In a small village in Wiltshire, the sounds of Zulu singing can be heard…
Children at Holy Trinity C of E Primary Academy in Great Cheverell enjoy a rich sense of diversity despite their rural setting.

It is thanks in part to their headteacher, Mercedes Henning. Mrs Henning moved to Wiltshire from Johannesburg, and is originally from Zambia, and has made it her mission to ensure children in the village had cultural awareness.

She said: “Before lockdown we put in a funding bid in for a diversity project because our  children belong to quite a narrow cultural society, we have little diversity in the community of Great Cheverell.

"We received a grant from the Wiltshire and Swindon Cultural Education Partnership and matched it with our own funds. I came to Wiltshire from South Africa and think it is so important for the children to know people who live in different cultures and parts of the world. They are brilliant at challenging prejudice and are incredibly aware.

"At lunchtimes, you can sometimes hear the children sing in a traditional Zulu way and also know Tswana. They do it joyfully, just like we would in Africa and it is a beautiful sound.”

Since receiving funds from the Wiltshire and Swindon Cultural Education Partnership, the school has worked with the Windrush Generation, been visited by an Afghani refugee, visited a mosque and also worked with Salisbury Museum to learn about ancient people who came to the UK.

And this week, (November 25) the school held a Diwali day hosted by Kalpesh of K’Z Dance, who told the children about Diwali traditions and stories, before launching into a Bollywood dance session.

Mrs Henning said: “It was a day of colour, brightness and fun, and everyone laughed, danced until they were breathless and learnt a lot. The Indian music was wonderful, the Diwali traditions fascinating.” 

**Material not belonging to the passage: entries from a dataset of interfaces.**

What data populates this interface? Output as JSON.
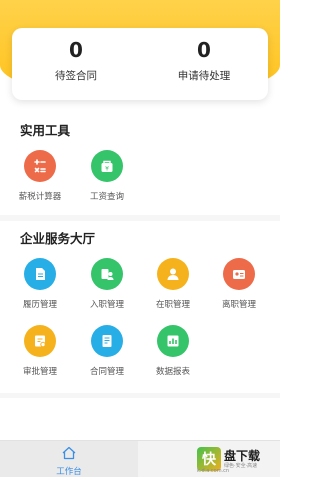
{
  "stats": [
    {
      "value": "0",
      "label": "待签合同"
    },
    {
      "value": "0",
      "label": "申请待处理"
    }
  ],
  "tools": {
    "title": "实用工具",
    "items": [
      {
        "label": "薪税计算器",
        "icon": "calculator-icon",
        "color": "#ee6b4a"
      },
      {
        "label": "工资查询",
        "icon": "salary-wallet-icon",
        "color": "#35c46a"
      }
    ]
  },
  "services": {
    "title": "企业服务大厅",
    "items": [
      {
        "label": "履历管理",
        "icon": "resume-icon",
        "color": "#27aee6"
      },
      {
        "label": "入职管理",
        "icon": "onboarding-icon",
        "color": "#35c46a"
      },
      {
        "label": "在职管理",
        "icon": "employee-icon",
        "color": "#f6b21c"
      },
      {
        "label": "离职管理",
        "icon": "resignation-icon",
        "color": "#ee6b4a"
      },
      {
        "label": "审批管理",
        "icon": "approval-icon",
        "color": "#f6b21c"
      },
      {
        "label": "合同管理",
        "icon": "contract-icon",
        "color": "#27aee6"
      },
      {
        "label": "数据报表",
        "icon": "report-chart-icon",
        "color": "#35c46a"
      }
    ]
  },
  "tabbar": {
    "home_label": "工作台",
    "home_icon": "home-icon",
    "active_color": "#3a8ee6"
  },
  "watermark": {
    "logo_char": "快",
    "main": "盘下载",
    "sub": "绿色·安全·高速",
    "domain": "k.d.a.com.cn"
  },
  "theme": {
    "header_yellow": "#ffc21c"
  }
}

“We had to take all the usual Covid precautions, so we could not gather together as a whole school, but within the Bubbles, each class got to have a really great day.”